Why is salt karst in humid climates so exceptional? Geologic movements are much slower than the solution of the salt. Typically this solution process is extremely fast, compared to the slow geologic processes, and the moving salt is soluted as soon as it reaches the ground water. So it is typically dissolved by ground water and does not even reach the surface.
There are of course karst-like structures like dolines, which are produced by the subterranean sulution of salt. In a certain way there are also caves, huge chambers where the salt was dissolved and transported away. But those caves are deep underground, completely filled with water and generally have no connection to the surface. Actually they are filled with brine, water with a salt content like the Dead Sea.
Here at Praid the salt is above ground. Actually it moves upwards very fast from a layer of Badenian or Miocene layer of salt. The salt is covered by soem two kilometers of sedimentary rocks.

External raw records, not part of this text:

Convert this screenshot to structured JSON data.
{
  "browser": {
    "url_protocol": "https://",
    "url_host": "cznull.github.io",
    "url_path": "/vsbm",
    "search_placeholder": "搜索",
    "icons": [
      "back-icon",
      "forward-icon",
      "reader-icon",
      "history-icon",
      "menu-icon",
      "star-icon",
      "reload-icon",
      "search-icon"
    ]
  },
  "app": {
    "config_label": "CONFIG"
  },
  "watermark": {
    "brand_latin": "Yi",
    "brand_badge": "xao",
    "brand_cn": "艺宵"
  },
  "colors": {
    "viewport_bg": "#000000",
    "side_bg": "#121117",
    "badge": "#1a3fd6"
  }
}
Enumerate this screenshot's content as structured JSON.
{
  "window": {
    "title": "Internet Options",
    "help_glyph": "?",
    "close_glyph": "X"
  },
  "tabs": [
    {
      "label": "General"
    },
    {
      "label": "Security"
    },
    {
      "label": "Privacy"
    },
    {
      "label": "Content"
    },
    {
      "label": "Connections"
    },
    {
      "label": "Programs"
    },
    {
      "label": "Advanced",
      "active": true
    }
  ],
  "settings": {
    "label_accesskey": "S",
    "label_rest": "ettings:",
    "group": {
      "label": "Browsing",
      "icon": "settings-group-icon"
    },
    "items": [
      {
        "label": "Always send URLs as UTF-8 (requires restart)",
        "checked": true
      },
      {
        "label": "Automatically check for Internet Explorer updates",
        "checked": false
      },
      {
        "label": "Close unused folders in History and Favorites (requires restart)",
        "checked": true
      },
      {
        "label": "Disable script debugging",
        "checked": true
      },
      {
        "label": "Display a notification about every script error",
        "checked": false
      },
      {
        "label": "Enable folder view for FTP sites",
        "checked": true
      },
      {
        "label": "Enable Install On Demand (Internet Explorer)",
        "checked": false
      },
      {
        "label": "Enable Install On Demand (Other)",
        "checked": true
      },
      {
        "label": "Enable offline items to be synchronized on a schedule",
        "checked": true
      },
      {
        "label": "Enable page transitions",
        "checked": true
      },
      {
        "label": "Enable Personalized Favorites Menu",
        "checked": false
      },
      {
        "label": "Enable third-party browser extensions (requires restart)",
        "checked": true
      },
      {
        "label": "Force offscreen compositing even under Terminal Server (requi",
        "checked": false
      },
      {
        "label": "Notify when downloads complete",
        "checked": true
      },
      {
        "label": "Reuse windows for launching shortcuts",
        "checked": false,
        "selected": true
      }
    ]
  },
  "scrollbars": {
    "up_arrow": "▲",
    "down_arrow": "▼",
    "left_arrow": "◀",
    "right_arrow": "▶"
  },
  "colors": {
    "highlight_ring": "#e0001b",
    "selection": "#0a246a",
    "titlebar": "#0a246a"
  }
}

The pressure causes the salt to flow and presses it up at the sides of the basin. The solution causes huge karren fields, parallel scars in the salt surface caused by rain water dissolving salt while running down. And there are caves inside the salt, also caused by the rainwater. They grow very fast and are also very short lived.